:: Work instruction ::
Copy the records below character for character.

Data records for software interfaces
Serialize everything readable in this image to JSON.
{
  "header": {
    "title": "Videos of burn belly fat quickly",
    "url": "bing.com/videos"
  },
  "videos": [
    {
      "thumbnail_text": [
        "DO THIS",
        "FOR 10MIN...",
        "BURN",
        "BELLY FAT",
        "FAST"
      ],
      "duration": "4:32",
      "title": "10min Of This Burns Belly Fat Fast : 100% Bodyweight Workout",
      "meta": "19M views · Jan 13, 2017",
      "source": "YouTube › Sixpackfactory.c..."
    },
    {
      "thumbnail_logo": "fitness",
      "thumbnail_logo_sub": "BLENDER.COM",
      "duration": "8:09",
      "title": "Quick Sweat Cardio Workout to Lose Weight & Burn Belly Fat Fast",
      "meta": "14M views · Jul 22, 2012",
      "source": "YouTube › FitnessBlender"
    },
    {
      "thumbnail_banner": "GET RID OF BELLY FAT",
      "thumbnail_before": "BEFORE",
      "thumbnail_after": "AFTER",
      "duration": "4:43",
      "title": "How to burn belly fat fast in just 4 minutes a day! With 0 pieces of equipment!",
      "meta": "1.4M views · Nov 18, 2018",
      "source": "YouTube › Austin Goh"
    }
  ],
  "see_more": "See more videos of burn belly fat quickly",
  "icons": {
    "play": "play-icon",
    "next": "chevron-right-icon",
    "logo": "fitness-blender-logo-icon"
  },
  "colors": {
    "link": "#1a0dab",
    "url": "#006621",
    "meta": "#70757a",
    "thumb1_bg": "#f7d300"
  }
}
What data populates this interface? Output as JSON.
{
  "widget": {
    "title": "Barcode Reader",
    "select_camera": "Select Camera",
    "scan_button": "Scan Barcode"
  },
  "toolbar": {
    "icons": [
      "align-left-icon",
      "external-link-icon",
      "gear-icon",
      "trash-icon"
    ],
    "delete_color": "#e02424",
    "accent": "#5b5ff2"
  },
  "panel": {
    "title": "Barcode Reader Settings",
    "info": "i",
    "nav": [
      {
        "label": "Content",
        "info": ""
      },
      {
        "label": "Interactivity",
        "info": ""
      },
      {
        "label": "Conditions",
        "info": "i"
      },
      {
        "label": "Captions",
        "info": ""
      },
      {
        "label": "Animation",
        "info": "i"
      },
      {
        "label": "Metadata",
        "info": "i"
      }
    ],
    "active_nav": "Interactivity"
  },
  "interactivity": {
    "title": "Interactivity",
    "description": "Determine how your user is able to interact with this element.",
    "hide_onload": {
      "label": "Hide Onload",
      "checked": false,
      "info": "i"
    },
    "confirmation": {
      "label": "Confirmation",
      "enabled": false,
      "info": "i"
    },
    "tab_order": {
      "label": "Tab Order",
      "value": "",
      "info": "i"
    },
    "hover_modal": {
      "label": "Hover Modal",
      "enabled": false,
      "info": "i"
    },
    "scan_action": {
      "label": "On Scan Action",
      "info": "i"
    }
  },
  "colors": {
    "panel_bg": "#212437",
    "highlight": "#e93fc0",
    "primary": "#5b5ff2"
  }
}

:: Answer below ::
Serialize everything readable in this image to JSON.
{
  "header": {
    "title": "Videos of burn belly fat quickly",
    "url": "bing.com/videos"
  },
  "videos": [
    {
      "thumbnail_text": [
        "DO THIS",
        "FOR 10MIN...",
        "BURN",
        "BELLY FAT",
        "FAST"
      ],
      "duration": "4:32",
      "title": "10min Of This Burns Belly Fat Fast : 100% Bodyweight Workout",
      "meta": "19M views · Jan 13, 2017",
      "source": "YouTube › Sixpackfactory.c..."
    },
    {
      "thumbnail_logo": "fitness",
      "thumbnail_logo_sub": "BLENDER.COM",
      "duration": "8:09",
      "title": "Quick Sweat Cardio Workout to Lose Weight & Burn Belly Fat Fast",
      "meta": "14M views · Jul 22, 2012",
      "source": "YouTube › FitnessBlender"
    },
    {
      "thumbnail_banner": "GET RID OF BELLY FAT",
      "thumbnail_before": "BEFORE",
      "thumbnail_after": "AFTER",
      "duration": "4:43",
      "title": "How to burn belly fat fast in just 4 minutes a day! With 0 pieces of equipment!",
      "meta": "1.4M views · Nov 18, 2018",
      "source": "YouTube › Austin Goh"
    }
  ],
  "see_more": "See more videos of burn belly fat quickly",
  "icons": {
    "play": "play-icon",
    "next": "chevron-right-icon",
    "logo": "fitness-blender-logo-icon"
  },
  "colors": {
    "link": "#1a0dab",
    "url": "#006621",
    "meta": "#70757a",
    "thumb1_bg": "#f7d300"
  }
}
What data populates this interface? Output as JSON.
{
  "widget": {
    "title": "Barcode Reader",
    "select_camera": "Select Camera",
    "scan_button": "Scan Barcode"
  },
  "toolbar": {
    "icons": [
      "align-left-icon",
      "external-link-icon",
      "gear-icon",
      "trash-icon"
    ],
    "delete_color": "#e02424",
    "accent": "#5b5ff2"
  },
  "panel": {
    "title": "Barcode Reader Settings",
    "info": "i",
    "nav": [
      {
        "label": "Content",
        "info": ""
      },
      {
        "label": "Interactivity",
        "info": ""
      },
      {
        "label": "Conditions",
        "info": "i"
      },
      {
        "label": "Captions",
        "info": ""
      },
      {
        "label": "Animation",
        "info": "i"
      },
      {
        "label": "Metadata",
        "info": "i"
      }
    ],
    "active_nav": "Interactivity"
  },
  "interactivity": {
    "title": "Interactivity",
    "description": "Determine how your user is able to interact with this element.",
    "hide_onload": {
      "label": "Hide Onload",
      "checked": false,
      "info": "i"
    },
    "confirmation": {
      "label": "Confirmation",
      "enabled": false,
      "info": "i"
    },
    "tab_order": {
      "label": "Tab Order",
      "value": "",
      "info": "i"
    },
    "hover_modal": {
      "label": "Hover Modal",
      "enabled": false,
      "info": "i"
    },
    "scan_action": {
      "label": "On Scan Action",
      "info": "i"
    }
  },
  "colors": {
    "panel_bg": "#212437",
    "highlight": "#e93fc0",
    "primary": "#5b5ff2"
  }
}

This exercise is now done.